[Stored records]
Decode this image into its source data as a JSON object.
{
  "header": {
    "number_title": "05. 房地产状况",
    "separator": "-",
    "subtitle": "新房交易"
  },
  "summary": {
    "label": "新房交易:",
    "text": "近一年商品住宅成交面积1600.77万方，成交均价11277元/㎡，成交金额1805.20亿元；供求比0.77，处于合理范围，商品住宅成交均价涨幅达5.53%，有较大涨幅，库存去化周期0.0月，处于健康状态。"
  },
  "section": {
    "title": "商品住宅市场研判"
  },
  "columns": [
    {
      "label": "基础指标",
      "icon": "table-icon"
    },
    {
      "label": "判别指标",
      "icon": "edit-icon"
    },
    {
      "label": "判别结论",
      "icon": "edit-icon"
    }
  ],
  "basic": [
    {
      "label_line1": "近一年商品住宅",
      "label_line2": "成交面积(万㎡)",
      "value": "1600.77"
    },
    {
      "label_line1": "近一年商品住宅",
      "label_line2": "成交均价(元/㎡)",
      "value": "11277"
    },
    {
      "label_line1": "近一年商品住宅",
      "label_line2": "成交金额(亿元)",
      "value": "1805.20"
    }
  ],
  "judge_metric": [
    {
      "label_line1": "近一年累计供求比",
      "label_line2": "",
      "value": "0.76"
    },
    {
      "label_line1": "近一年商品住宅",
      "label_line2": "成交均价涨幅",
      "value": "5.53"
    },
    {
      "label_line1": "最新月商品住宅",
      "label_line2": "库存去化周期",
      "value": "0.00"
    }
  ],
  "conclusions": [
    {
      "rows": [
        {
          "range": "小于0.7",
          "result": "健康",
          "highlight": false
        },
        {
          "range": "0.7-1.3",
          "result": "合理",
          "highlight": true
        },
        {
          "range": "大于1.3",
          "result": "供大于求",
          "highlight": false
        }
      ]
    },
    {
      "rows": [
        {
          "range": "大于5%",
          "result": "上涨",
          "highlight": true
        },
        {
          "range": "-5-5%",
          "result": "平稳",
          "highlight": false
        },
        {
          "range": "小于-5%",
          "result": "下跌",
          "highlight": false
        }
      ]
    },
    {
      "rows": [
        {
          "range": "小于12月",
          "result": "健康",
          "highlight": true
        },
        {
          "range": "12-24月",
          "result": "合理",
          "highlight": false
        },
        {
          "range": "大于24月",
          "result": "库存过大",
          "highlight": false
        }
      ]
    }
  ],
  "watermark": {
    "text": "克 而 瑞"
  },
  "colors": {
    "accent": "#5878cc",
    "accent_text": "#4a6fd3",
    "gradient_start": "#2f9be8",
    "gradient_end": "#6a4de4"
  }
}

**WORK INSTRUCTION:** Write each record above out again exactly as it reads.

**SOLUTION TO THIS TASK:**
Decode this image into its source data as a JSON object.
{
  "header": {
    "number_title": "05. 房地产状况",
    "separator": "-",
    "subtitle": "新房交易"
  },
  "summary": {
    "label": "新房交易:",
    "text": "近一年商品住宅成交面积1600.77万方，成交均价11277元/㎡，成交金额1805.20亿元；供求比0.77，处于合理范围，商品住宅成交均价涨幅达5.53%，有较大涨幅，库存去化周期0.0月，处于健康状态。"
  },
  "section": {
    "title": "商品住宅市场研判"
  },
  "columns": [
    {
      "label": "基础指标",
      "icon": "table-icon"
    },
    {
      "label": "判别指标",
      "icon": "edit-icon"
    },
    {
      "label": "判别结论",
      "icon": "edit-icon"
    }
  ],
  "basic": [
    {
      "label_line1": "近一年商品住宅",
      "label_line2": "成交面积(万㎡)",
      "value": "1600.77"
    },
    {
      "label_line1": "近一年商品住宅",
      "label_line2": "成交均价(元/㎡)",
      "value": "11277"
    },
    {
      "label_line1": "近一年商品住宅",
      "label_line2": "成交金额(亿元)",
      "value": "1805.20"
    }
  ],
  "judge_metric": [
    {
      "label_line1": "近一年累计供求比",
      "label_line2": "",
      "value": "0.76"
    },
    {
      "label_line1": "近一年商品住宅",
      "label_line2": "成交均价涨幅",
      "value": "5.53"
    },
    {
      "label_line1": "最新月商品住宅",
      "label_line2": "库存去化周期",
      "value": "0.00"
    }
  ],
  "conclusions": [
    {
      "rows": [
        {
          "range": "小于0.7",
          "result": "健康",
          "highlight": false
        },
        {
          "range": "0.7-1.3",
          "result": "合理",
          "highlight": true
        },
        {
          "range": "大于1.3",
          "result": "供大于求",
          "highlight": false
        }
      ]
    },
    {
      "rows": [
        {
          "range": "大于5%",
          "result": "上涨",
          "highlight": true
        },
        {
          "range": "-5-5%",
          "result": "平稳",
          "highlight": false
        },
        {
          "range": "小于-5%",
          "result": "下跌",
          "highlight": false
        }
      ]
    },
    {
      "rows": [
        {
          "range": "小于12月",
          "result": "健康",
          "highlight": true
        },
        {
          "range": "12-24月",
          "result": "合理",
          "highlight": false
        },
        {
          "range": "大于24月",
          "result": "库存过大",
          "highlight": false
        }
      ]
    }
  ],
  "watermark": {
    "text": "克 而 瑞"
  },
  "colors": {
    "accent": "#5878cc",
    "accent_text": "#4a6fd3",
    "gradient_start": "#2f9be8",
    "gradient_end": "#6a4de4"
  }
}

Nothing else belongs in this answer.